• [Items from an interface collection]
##############################

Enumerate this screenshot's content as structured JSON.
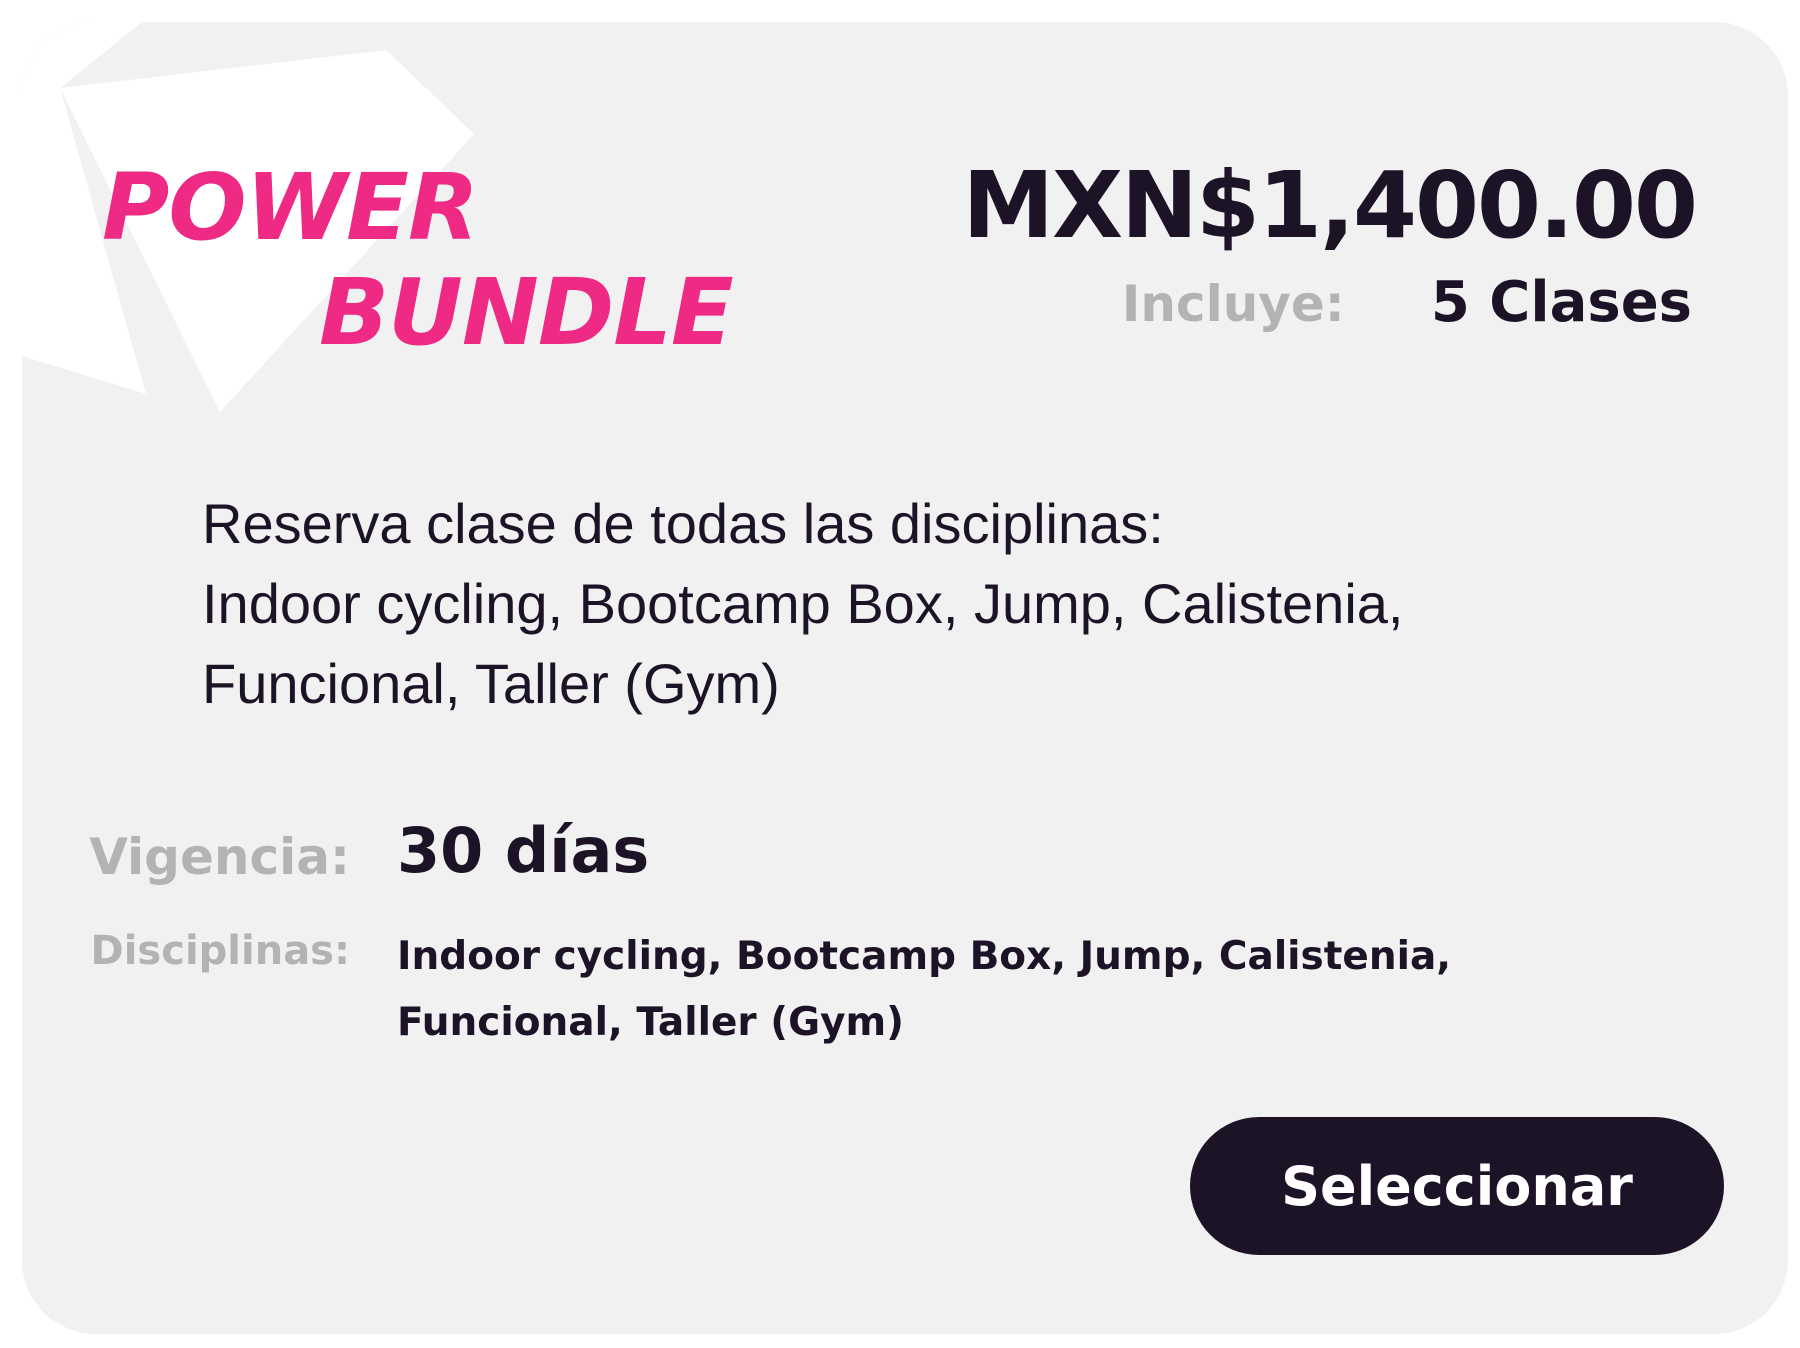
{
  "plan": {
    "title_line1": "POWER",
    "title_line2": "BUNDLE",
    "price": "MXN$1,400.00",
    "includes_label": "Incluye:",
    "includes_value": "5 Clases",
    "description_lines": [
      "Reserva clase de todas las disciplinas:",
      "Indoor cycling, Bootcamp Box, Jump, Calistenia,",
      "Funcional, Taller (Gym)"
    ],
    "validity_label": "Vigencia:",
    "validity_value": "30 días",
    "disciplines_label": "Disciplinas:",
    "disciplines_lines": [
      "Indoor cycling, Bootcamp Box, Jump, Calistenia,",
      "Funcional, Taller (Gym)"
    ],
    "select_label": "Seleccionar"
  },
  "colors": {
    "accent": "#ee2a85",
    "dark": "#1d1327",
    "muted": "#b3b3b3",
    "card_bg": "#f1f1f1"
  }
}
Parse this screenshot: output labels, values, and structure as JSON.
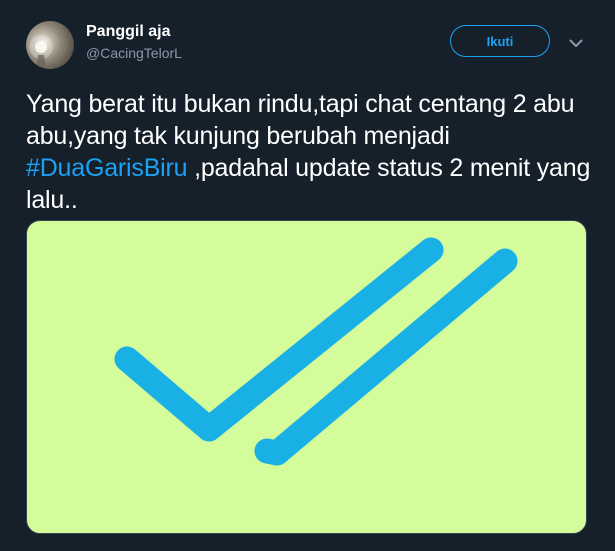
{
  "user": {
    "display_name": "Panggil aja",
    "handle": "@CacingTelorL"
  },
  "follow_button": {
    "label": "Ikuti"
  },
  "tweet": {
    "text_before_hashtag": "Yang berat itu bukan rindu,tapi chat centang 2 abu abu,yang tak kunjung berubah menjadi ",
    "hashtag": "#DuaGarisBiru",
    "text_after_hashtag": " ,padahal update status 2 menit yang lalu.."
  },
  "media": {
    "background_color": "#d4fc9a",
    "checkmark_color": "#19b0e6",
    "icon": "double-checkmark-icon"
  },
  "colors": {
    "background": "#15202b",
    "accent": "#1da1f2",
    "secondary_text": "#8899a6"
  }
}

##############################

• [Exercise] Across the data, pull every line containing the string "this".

• [Exercise answer]
Enumerate this screenshot's content as structured JSON.
Parse this screenshot: output labels, values, and structure as JSON.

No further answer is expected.